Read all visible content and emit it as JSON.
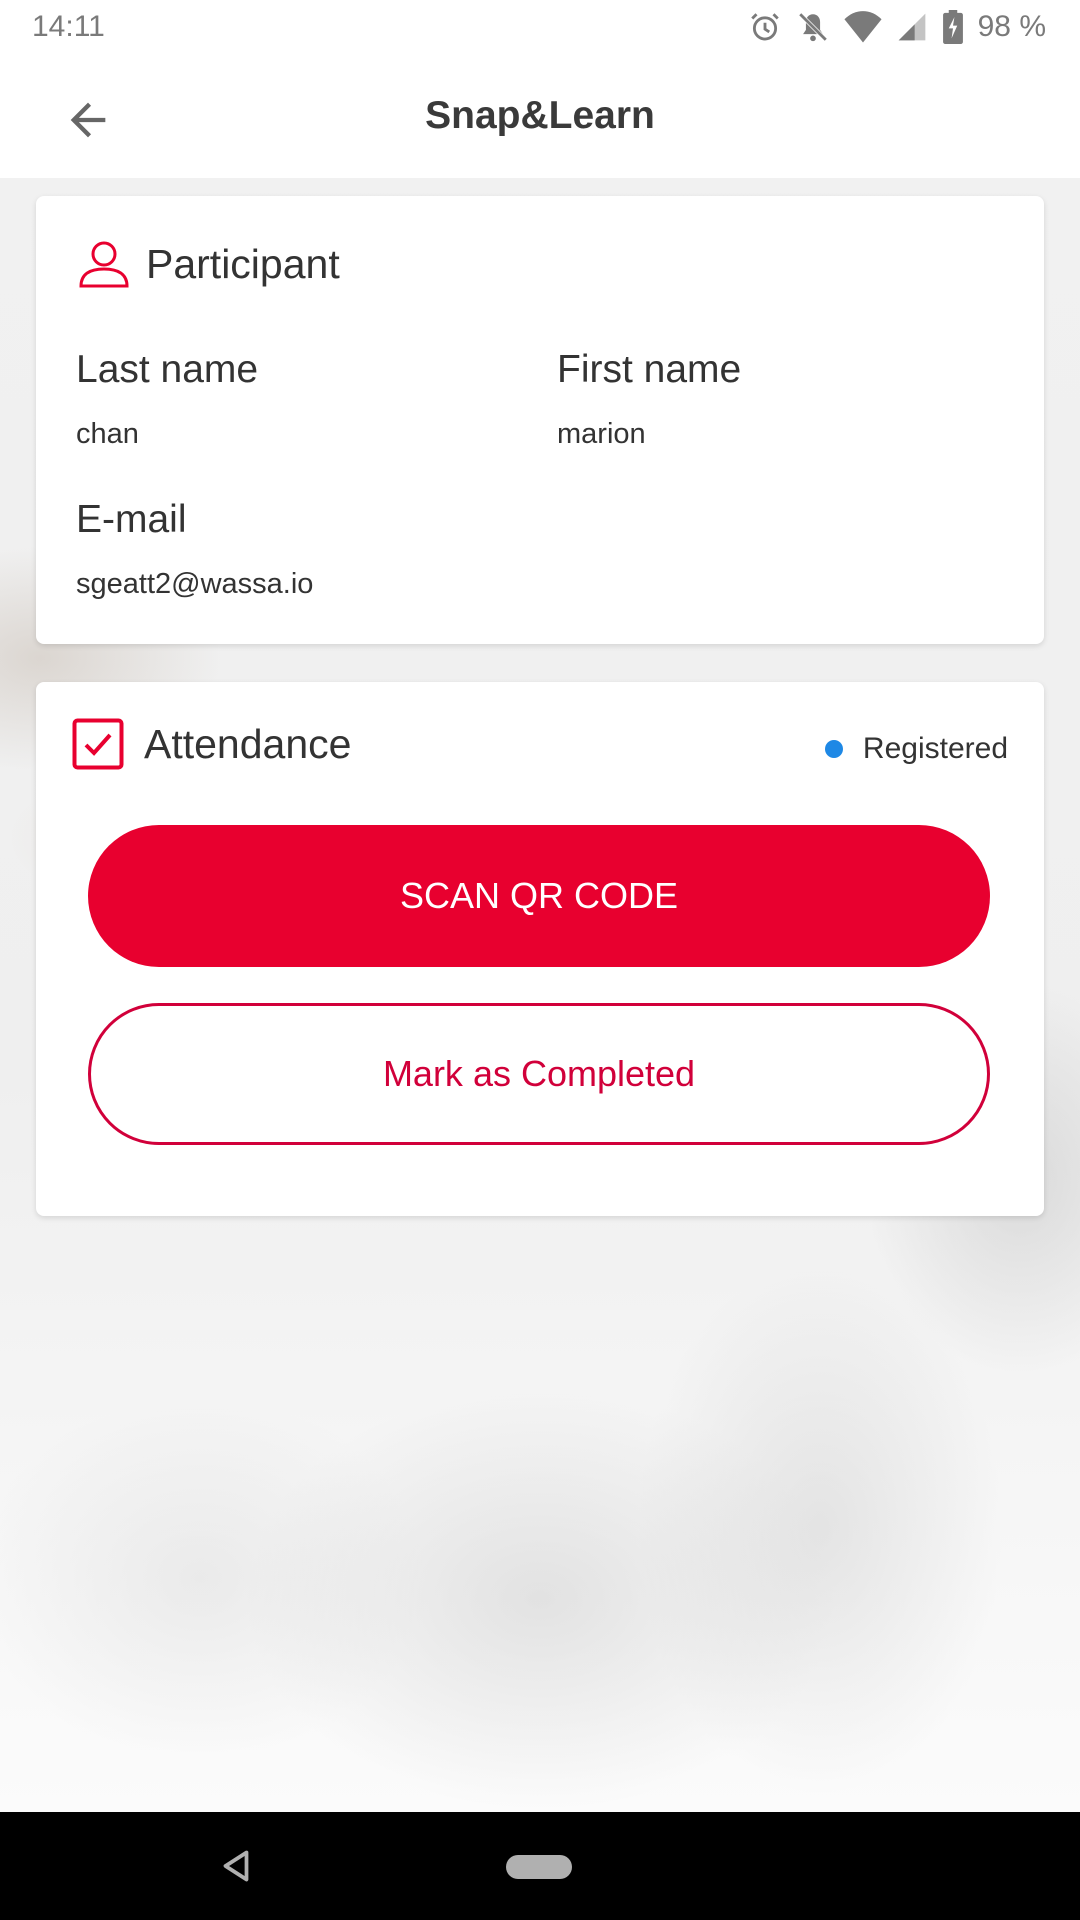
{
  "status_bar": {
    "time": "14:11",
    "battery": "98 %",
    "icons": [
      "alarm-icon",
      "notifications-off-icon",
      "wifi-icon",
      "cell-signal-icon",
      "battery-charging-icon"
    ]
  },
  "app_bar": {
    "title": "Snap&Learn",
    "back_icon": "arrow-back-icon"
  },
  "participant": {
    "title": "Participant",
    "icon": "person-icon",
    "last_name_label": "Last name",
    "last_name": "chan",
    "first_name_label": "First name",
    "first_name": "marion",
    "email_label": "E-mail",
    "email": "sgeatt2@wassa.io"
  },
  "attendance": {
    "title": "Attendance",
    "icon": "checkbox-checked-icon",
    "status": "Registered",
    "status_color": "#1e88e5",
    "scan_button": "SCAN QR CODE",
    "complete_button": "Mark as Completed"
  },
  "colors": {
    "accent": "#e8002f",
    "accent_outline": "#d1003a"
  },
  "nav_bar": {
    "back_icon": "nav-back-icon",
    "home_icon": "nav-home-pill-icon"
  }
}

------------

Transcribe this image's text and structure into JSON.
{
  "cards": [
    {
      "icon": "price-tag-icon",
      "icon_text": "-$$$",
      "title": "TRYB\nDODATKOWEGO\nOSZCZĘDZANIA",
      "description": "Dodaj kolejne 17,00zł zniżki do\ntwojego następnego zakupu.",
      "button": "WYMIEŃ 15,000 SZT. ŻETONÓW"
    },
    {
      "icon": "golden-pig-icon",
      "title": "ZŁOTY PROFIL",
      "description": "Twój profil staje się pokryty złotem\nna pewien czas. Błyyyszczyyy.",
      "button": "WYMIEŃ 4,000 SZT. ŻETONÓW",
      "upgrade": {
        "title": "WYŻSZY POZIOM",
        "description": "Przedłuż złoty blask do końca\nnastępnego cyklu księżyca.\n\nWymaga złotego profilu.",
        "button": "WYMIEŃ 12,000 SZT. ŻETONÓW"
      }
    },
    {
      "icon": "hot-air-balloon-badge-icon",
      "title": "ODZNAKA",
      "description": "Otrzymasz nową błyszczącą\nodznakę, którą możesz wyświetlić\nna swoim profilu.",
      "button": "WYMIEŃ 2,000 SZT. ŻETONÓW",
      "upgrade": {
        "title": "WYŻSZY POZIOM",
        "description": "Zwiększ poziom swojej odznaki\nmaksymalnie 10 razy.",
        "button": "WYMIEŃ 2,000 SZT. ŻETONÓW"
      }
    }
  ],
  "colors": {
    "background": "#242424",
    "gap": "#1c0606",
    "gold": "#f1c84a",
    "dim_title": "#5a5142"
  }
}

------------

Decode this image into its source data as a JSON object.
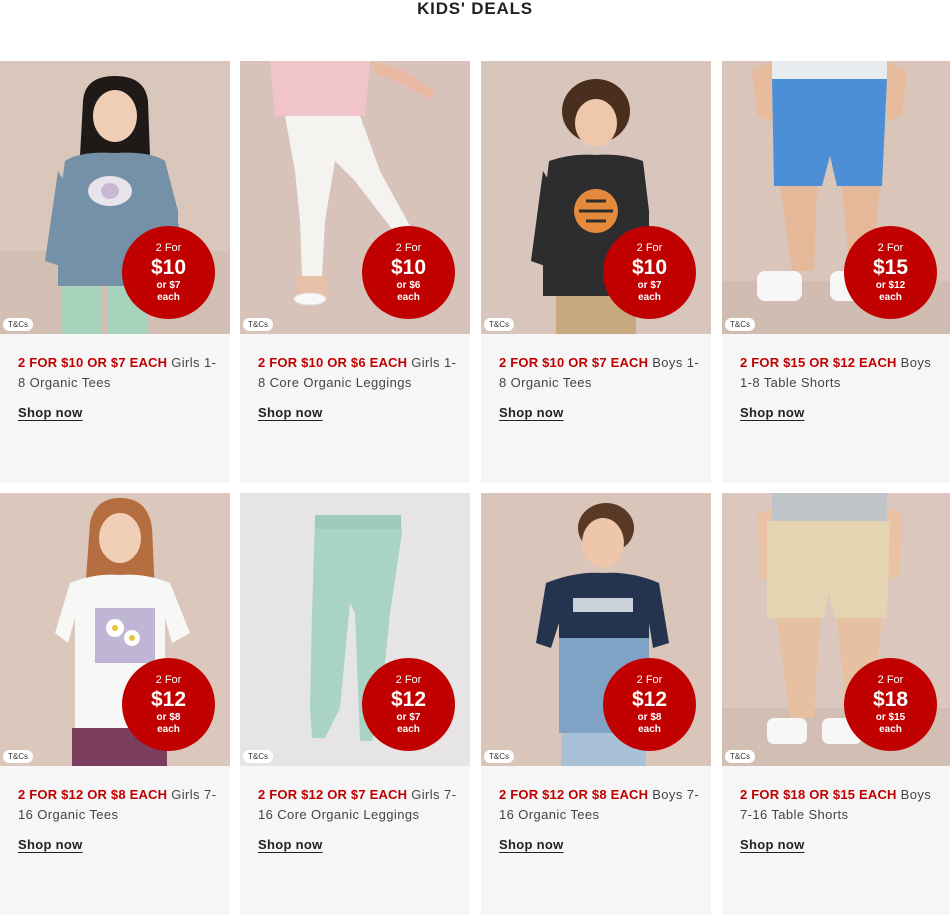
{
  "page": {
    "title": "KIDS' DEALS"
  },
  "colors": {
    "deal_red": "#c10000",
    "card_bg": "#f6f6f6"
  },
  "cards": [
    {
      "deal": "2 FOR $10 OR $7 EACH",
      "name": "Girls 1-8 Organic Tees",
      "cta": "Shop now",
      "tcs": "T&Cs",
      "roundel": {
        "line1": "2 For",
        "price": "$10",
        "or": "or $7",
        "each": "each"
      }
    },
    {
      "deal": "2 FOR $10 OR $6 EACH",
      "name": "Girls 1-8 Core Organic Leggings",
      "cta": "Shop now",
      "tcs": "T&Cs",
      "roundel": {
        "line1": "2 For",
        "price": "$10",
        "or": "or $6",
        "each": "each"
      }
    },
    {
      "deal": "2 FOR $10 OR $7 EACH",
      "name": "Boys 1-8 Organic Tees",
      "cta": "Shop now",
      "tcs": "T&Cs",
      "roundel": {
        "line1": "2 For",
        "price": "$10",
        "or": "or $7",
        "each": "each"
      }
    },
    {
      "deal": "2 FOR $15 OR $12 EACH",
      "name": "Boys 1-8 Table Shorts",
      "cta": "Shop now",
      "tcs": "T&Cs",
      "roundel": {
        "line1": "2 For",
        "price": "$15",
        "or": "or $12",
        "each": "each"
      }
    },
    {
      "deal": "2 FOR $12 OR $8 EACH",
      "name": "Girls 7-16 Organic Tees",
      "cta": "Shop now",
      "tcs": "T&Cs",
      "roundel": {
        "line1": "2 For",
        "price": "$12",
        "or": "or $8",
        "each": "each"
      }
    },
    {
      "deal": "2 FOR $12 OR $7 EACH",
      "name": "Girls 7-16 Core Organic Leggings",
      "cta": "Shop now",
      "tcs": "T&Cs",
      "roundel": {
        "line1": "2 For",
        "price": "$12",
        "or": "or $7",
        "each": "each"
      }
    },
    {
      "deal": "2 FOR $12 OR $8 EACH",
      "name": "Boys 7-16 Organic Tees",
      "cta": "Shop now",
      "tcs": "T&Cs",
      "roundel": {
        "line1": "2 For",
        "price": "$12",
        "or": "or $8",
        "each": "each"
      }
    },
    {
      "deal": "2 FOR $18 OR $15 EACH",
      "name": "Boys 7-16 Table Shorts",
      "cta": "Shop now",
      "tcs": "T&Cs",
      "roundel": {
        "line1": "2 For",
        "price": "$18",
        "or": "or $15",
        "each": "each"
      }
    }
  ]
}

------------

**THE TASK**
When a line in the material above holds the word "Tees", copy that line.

**WRITTEN SOLUTION**
      "name": "Girls 1-8 Organic Tees",
      "name": "Boys 1-8 Organic Tees",
      "name": "Girls 7-16 Organic Tees",
      "name": "Boys 7-16 Organic Tees",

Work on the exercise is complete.